— INSTRUCTIONS FOR THE TASK —
Below are the records. Gather each line that holds "ogdensd".

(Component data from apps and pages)
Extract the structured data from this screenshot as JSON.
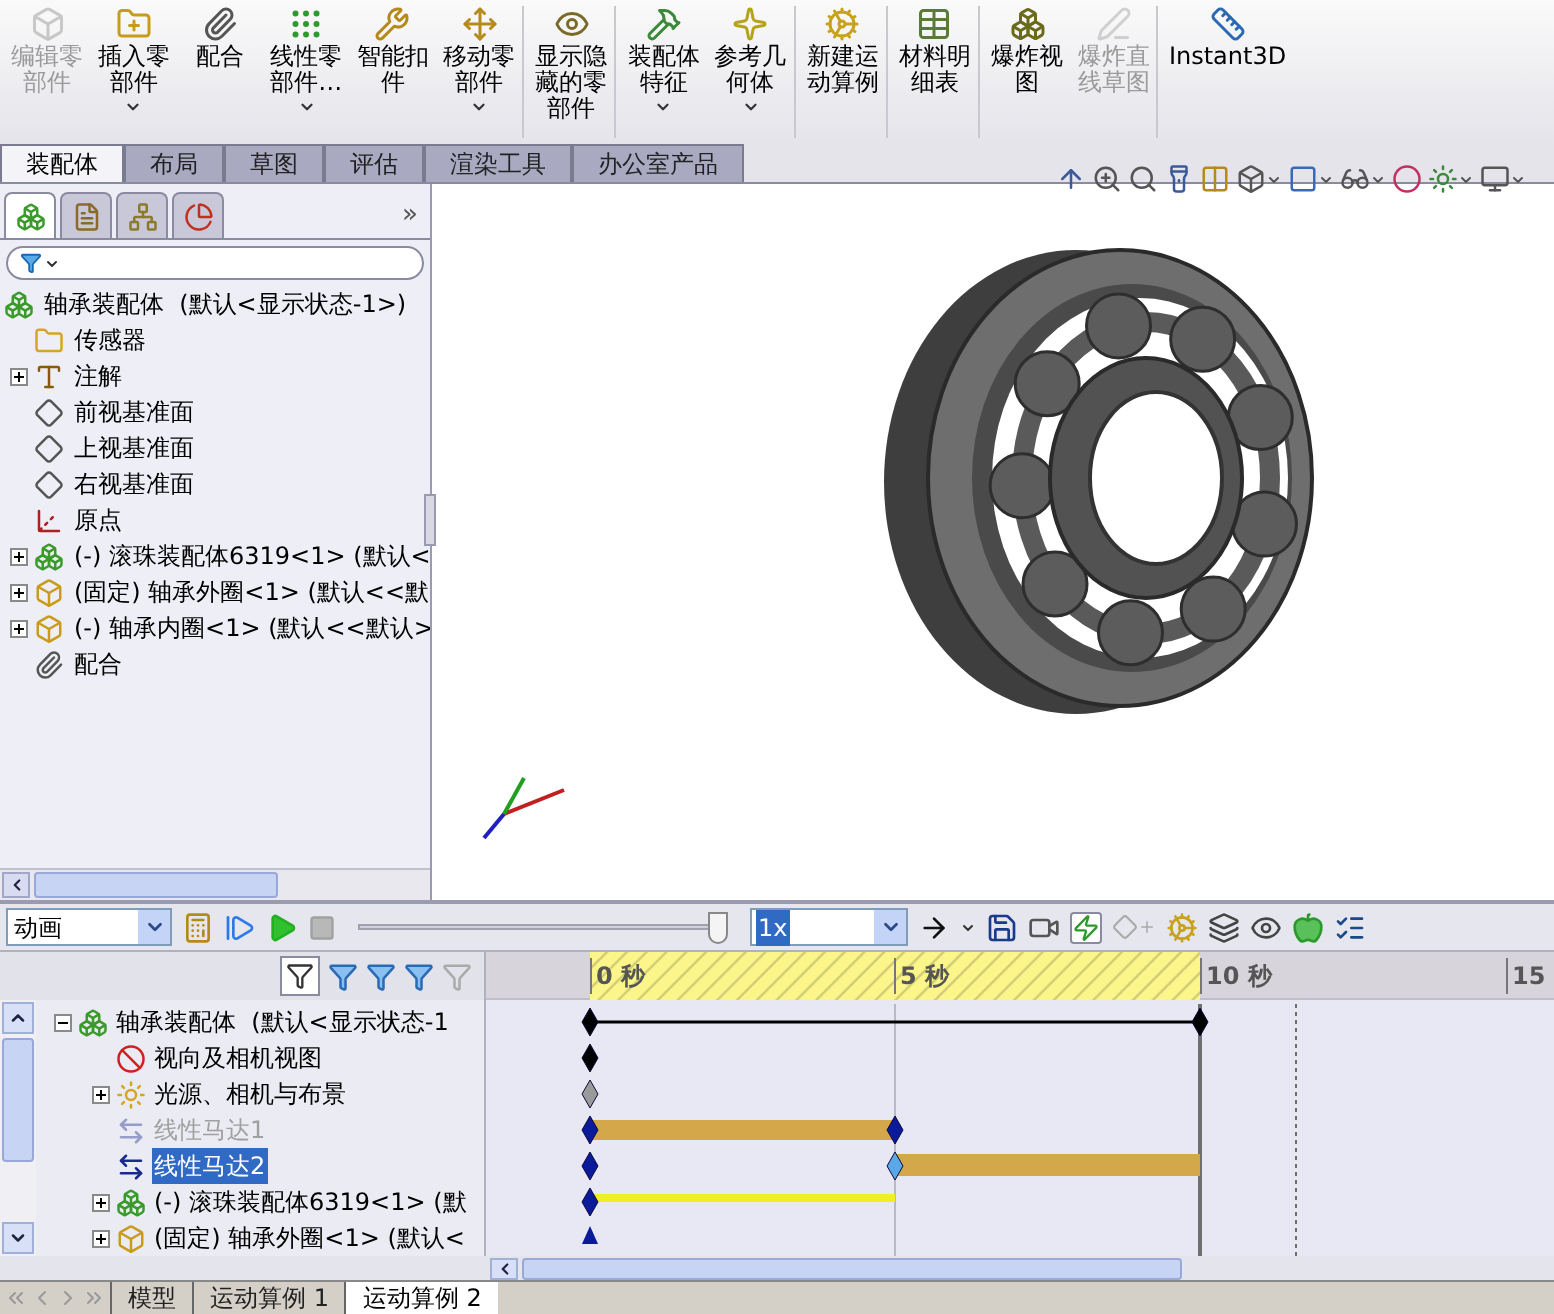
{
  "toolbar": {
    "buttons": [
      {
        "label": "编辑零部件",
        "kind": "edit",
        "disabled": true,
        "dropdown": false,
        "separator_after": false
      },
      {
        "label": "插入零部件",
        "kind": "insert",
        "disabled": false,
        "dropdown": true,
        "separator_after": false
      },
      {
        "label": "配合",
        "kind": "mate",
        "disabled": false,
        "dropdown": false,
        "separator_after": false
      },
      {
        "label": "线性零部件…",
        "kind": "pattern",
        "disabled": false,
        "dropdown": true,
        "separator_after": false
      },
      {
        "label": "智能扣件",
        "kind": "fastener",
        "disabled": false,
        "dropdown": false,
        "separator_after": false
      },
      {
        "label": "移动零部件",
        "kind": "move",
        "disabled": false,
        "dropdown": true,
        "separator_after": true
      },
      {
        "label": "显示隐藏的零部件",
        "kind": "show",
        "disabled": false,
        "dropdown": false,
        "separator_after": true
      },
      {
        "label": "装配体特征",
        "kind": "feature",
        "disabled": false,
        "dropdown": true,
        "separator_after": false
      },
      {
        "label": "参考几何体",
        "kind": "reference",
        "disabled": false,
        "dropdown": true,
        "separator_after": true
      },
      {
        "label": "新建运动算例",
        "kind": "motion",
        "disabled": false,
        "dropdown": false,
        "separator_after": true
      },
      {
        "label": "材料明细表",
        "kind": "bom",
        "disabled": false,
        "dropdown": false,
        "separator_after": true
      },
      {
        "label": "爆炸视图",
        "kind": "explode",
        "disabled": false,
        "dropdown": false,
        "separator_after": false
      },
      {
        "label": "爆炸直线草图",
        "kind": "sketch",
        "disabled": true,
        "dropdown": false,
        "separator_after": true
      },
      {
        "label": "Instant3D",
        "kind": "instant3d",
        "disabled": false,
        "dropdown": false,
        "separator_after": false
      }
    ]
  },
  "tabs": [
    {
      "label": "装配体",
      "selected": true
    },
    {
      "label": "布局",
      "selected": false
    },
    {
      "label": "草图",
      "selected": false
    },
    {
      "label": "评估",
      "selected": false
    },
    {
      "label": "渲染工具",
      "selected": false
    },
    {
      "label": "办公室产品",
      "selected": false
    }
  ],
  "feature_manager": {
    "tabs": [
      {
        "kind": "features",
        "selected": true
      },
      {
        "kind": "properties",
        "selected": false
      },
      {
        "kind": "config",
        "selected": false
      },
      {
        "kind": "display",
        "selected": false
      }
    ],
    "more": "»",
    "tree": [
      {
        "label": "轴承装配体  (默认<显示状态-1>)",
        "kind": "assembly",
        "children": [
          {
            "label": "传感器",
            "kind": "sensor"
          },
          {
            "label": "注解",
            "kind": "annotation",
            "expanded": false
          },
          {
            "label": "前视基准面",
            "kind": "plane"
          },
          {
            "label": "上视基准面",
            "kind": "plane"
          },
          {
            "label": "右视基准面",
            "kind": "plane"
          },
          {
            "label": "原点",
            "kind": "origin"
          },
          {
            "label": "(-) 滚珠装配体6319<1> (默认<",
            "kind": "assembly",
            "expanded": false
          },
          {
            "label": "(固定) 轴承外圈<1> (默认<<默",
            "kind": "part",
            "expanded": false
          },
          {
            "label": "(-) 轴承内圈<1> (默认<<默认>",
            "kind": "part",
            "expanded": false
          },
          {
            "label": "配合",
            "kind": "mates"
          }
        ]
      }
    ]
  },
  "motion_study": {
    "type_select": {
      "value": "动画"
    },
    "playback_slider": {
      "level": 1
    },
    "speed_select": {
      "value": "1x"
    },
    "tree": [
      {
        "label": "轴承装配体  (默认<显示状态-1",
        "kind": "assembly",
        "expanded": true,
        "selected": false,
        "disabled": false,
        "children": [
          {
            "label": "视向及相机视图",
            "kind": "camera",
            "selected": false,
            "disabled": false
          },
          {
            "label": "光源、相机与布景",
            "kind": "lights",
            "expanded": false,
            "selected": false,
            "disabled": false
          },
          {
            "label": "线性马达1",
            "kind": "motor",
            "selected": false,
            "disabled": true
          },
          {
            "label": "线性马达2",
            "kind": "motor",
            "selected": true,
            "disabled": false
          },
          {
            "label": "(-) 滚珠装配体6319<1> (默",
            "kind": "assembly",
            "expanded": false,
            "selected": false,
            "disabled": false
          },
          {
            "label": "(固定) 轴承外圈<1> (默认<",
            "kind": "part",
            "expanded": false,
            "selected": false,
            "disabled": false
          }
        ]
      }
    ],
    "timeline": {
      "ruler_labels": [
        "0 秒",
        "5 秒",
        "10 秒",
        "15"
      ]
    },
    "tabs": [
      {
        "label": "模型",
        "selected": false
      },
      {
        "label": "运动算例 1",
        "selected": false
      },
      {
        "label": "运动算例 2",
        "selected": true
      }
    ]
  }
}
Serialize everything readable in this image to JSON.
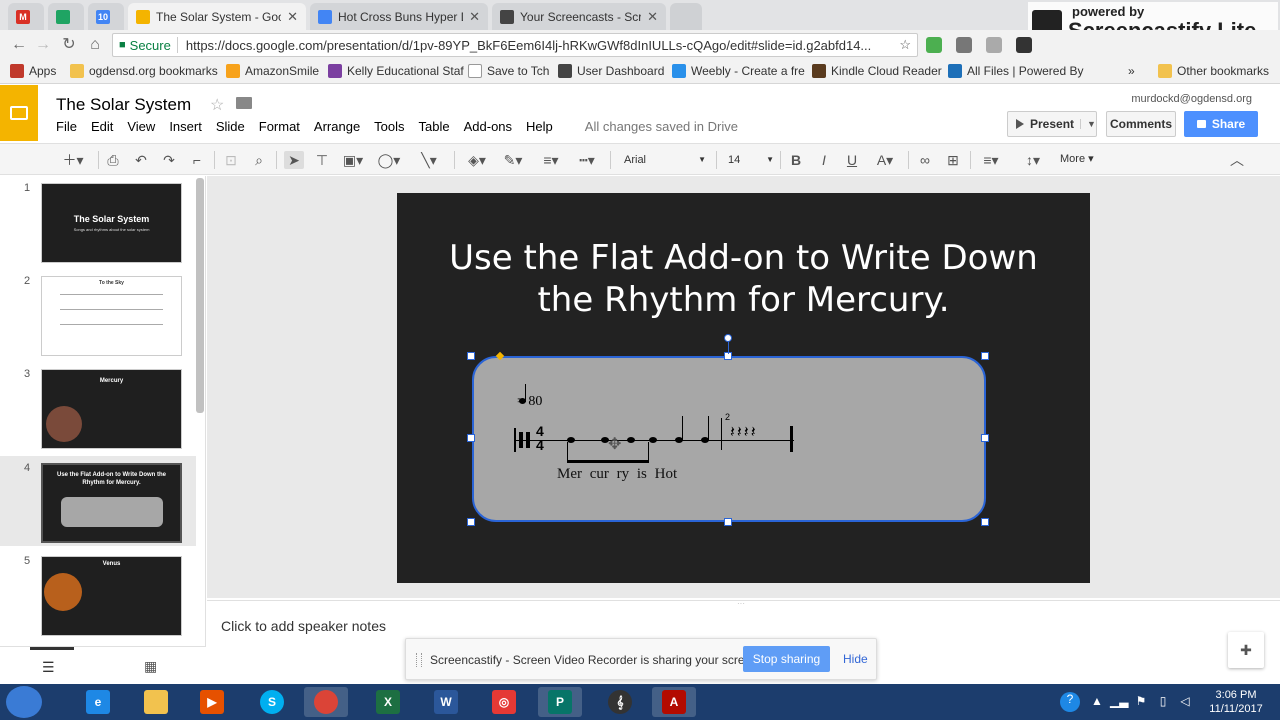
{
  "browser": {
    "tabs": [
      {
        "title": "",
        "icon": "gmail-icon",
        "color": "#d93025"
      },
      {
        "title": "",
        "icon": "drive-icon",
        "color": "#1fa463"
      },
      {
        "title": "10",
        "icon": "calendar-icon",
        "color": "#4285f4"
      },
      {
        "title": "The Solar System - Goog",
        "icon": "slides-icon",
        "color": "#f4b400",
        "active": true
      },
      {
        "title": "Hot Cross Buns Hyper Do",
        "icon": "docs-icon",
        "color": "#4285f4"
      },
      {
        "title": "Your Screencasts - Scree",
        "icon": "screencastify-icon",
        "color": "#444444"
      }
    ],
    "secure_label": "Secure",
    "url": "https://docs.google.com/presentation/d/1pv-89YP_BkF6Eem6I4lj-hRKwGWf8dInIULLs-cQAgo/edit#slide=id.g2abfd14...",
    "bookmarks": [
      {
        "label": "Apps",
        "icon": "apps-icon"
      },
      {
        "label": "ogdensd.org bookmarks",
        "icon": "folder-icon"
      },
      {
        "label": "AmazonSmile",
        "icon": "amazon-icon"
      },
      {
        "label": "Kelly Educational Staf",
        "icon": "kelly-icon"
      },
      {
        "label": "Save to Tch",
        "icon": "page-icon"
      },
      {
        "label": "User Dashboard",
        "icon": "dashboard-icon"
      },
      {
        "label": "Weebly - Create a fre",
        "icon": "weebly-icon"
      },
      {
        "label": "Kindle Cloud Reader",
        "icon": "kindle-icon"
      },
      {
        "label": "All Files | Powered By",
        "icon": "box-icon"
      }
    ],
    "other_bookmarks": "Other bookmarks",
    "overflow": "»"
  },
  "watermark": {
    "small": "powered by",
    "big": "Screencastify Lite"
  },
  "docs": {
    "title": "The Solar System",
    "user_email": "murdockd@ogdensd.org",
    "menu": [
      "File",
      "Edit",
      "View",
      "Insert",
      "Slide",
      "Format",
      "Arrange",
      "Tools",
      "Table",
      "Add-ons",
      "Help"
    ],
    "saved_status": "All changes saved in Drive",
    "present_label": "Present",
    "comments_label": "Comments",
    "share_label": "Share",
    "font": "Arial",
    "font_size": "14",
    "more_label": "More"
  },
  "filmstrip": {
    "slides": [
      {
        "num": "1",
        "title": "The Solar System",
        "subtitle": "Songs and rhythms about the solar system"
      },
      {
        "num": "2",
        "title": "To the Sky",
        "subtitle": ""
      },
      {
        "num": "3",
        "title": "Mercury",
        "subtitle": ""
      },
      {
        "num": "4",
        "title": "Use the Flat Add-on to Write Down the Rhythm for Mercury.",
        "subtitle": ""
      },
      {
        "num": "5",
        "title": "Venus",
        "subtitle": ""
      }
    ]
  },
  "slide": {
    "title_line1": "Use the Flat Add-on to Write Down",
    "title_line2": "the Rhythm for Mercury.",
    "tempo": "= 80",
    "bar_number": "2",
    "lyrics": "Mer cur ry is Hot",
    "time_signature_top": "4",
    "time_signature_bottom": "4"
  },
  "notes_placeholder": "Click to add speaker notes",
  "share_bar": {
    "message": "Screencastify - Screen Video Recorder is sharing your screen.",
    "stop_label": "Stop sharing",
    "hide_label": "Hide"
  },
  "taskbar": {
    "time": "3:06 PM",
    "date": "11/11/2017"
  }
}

— RESULT —
        "label": "ogdensd.org bookmarks",
    "user_email": "murdockd@ogdensd.org",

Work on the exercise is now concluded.